Hear Ye Him
God then gives Peter a direct rebuke and correction: “While he yet spake, behold, a bright cloud overshadowed them: and behold a voice out of the cloud, which said, This is my beloved Son, in whom I am well pleased; hear ye him” (Matthew 17:5). It was wrong for Peter to try to keep Moses and Elijah right along with Jesus as equals.
We are not to make the law and the prophets, the Old Testament, equal with Jesus and His newer revelation, the New Testament. Moses and Elijah were not the Son of God; Jesus is the Son of God. We are to hear Him! If we are going to hear Moses and Elijah (the Old Testament), we must hear Moses and Elijah through Jesus, seeing Jesus in the Old Testament, seeing the Old Testament shadows in the light of the New Testament. That is the purpose of the Old Testament for us today. Remember what Jesus did for the men on the road to Emmaus: “And beginning at Moses and all the prophets [the law and the prophets, the Old Testament], he expounded unto them in all the scriptures the things concerning himself” (Luke 24:27).

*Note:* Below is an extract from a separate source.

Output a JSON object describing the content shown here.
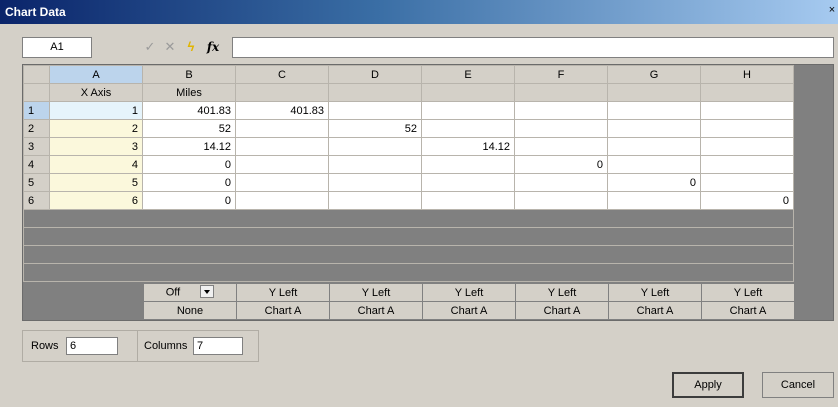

Yes, the Old Testament is the Word of God. But we must never try to make it tabernacle with us as Jesus tabernacles with us. We can take the light of Jesus and look back there to those types and shadows, but we must leave them in the past where they belong and never bring them to dwell with us now.
Being overshadowed by the cloud (by the way, the Greek says it was a cloudiness composed of light, indicating that it was supernatural and a sign of God’s presence) and hearing the voice, the disciples were afraid. Then, “Jesus came and touched them, and said, Arise [the very Greek word often used of resurrection], and be not afraid” (Matthew 17:7).

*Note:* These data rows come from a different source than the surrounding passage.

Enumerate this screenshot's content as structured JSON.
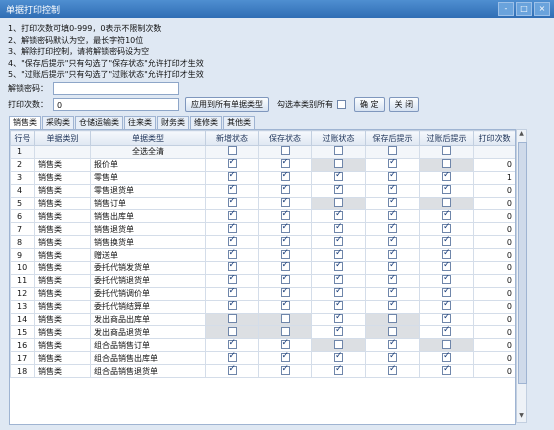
{
  "window": {
    "title": "单据打印控制",
    "controls": [
      "-",
      "□",
      "×"
    ]
  },
  "notes": [
    "1、打印次数可填0-999，0表示不限制次数",
    "2、解锁密码默认为空，最长字符10位",
    "3、解除打印控制，请将解锁密码设为空",
    "4、\"保存后提示\"只有勾选了\"保存状态\"允许打印才生效",
    "5、\"过账后提示\"只有勾选了\"过账状态\"允许打印才生效"
  ],
  "form": {
    "password_label": "解锁密码：",
    "password_value": "",
    "print_count_label": "打印次数：",
    "print_count_value": "0",
    "apply_all_button": "应用到所有单据类型",
    "check_all_label": "勾选本类别所有",
    "ok_button": "确 定",
    "close_button": "关 闭"
  },
  "tabs": [
    "销售类",
    "采购类",
    "仓储运输类",
    "往来类",
    "财务类",
    "维修类",
    "其他类"
  ],
  "table": {
    "columns": [
      "行号",
      "单据类别",
      "单据类型",
      "新增状态",
      "保存状态",
      "过账状态",
      "保存后提示",
      "过账后提示",
      "打印次数"
    ],
    "rows": [
      {
        "no": "1",
        "cat": "",
        "type": "全选全清",
        "c": [
          false,
          false,
          false,
          false,
          false
        ],
        "g": [],
        "count": ""
      },
      {
        "no": "2",
        "cat": "销售类",
        "type": "报价单",
        "c": [
          true,
          true,
          false,
          true,
          false
        ],
        "g": [
          2,
          4
        ],
        "count": "0"
      },
      {
        "no": "3",
        "cat": "销售类",
        "type": "零售单",
        "c": [
          true,
          true,
          true,
          true,
          true
        ],
        "g": [],
        "count": "1"
      },
      {
        "no": "4",
        "cat": "销售类",
        "type": "零售退货单",
        "c": [
          true,
          true,
          true,
          true,
          true
        ],
        "g": [],
        "count": "0"
      },
      {
        "no": "5",
        "cat": "销售类",
        "type": "销售订单",
        "c": [
          true,
          true,
          false,
          true,
          false
        ],
        "g": [
          2,
          4
        ],
        "count": "0"
      },
      {
        "no": "6",
        "cat": "销售类",
        "type": "销售出库单",
        "c": [
          true,
          true,
          true,
          true,
          true
        ],
        "g": [],
        "count": "0"
      },
      {
        "no": "7",
        "cat": "销售类",
        "type": "销售退货单",
        "c": [
          true,
          true,
          true,
          true,
          true
        ],
        "g": [],
        "count": "0"
      },
      {
        "no": "8",
        "cat": "销售类",
        "type": "销售换货单",
        "c": [
          true,
          true,
          true,
          true,
          true
        ],
        "g": [],
        "count": "0"
      },
      {
        "no": "9",
        "cat": "销售类",
        "type": "赠送单",
        "c": [
          true,
          true,
          true,
          true,
          true
        ],
        "g": [],
        "count": "0"
      },
      {
        "no": "10",
        "cat": "销售类",
        "type": "委托代销发货单",
        "c": [
          true,
          true,
          true,
          true,
          true
        ],
        "g": [],
        "count": "0"
      },
      {
        "no": "11",
        "cat": "销售类",
        "type": "委托代销退货单",
        "c": [
          true,
          true,
          true,
          true,
          true
        ],
        "g": [],
        "count": "0"
      },
      {
        "no": "12",
        "cat": "销售类",
        "type": "委托代销调价单",
        "c": [
          true,
          true,
          true,
          true,
          true
        ],
        "g": [],
        "count": "0"
      },
      {
        "no": "13",
        "cat": "销售类",
        "type": "委托代销结算单",
        "c": [
          true,
          true,
          true,
          true,
          true
        ],
        "g": [],
        "count": "0"
      },
      {
        "no": "14",
        "cat": "销售类",
        "type": "发出商品出库单",
        "c": [
          false,
          false,
          true,
          false,
          true
        ],
        "g": [
          0,
          1,
          3
        ],
        "count": "0"
      },
      {
        "no": "15",
        "cat": "销售类",
        "type": "发出商品退货单",
        "c": [
          false,
          false,
          true,
          false,
          true
        ],
        "g": [
          0,
          1,
          3
        ],
        "count": "0"
      },
      {
        "no": "16",
        "cat": "销售类",
        "type": "组合品销售订单",
        "c": [
          true,
          true,
          false,
          true,
          false
        ],
        "g": [
          2,
          4
        ],
        "count": "0"
      },
      {
        "no": "17",
        "cat": "销售类",
        "type": "组合品销售出库单",
        "c": [
          true,
          true,
          true,
          true,
          true
        ],
        "g": [],
        "count": "0"
      },
      {
        "no": "18",
        "cat": "销售类",
        "type": "组合品销售退货单",
        "c": [
          true,
          true,
          true,
          true,
          true
        ],
        "g": [],
        "count": "0"
      }
    ]
  }
}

Now notice Matthew 17:8: “And when they had lifted up their eyes [notice that their eyes were lifted up], they saw no man, save Jesus only.” And this, dear reader, is what we should all see: Jesus only. When we read Moses, we should not see Moses, for to us he is dead and gone. What I mean is that we should not be reading the law as if it were alive for us today. We are dead to the law (Romans 7:4). When we read it, we should be looking for how it typified Jesus. When we read the prophets, we should not be looking for prophecies for us today. All of the Old Testament prophecies have been fulfilled in Christ. We should be looking for Him.

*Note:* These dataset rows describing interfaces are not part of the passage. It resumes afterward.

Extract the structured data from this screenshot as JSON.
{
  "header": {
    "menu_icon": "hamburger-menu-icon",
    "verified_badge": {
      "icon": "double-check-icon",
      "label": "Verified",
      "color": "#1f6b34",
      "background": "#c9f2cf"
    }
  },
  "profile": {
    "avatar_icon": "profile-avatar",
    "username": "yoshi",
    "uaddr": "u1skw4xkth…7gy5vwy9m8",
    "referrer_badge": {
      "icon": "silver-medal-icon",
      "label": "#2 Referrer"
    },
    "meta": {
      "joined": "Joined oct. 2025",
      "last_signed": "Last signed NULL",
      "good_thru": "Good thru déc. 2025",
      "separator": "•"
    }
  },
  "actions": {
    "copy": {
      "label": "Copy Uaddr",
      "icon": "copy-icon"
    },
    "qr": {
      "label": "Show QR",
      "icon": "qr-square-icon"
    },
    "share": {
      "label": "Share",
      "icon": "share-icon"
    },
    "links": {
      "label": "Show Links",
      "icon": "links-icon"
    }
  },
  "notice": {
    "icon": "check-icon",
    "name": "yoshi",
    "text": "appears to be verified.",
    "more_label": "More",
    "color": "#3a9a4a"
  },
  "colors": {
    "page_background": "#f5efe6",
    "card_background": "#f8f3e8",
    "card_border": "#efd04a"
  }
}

Read it again in Mark’s account: “And suddenly, when they had looked round about, they saw no man any more, save Jesus only with themselves” (Mark 9:8). No one any more save Jesus only. We must not make the mistake that Peter made. He was afraid and hesitant to let go of the Old Testament law and prophecies. But we must let them depart. There is only One we are to tabernacle with. There is only One we are to hear. He is God’s beloved Son, our Lord and Savior, Jesus Christ. This is why the transfiguration occurred and why it is recorded for us to read—so we can see Moses and Elijah depart and hear Jesus Christ alone. “Hear ye Him.”
Copyright © 2010 Peter Ditzel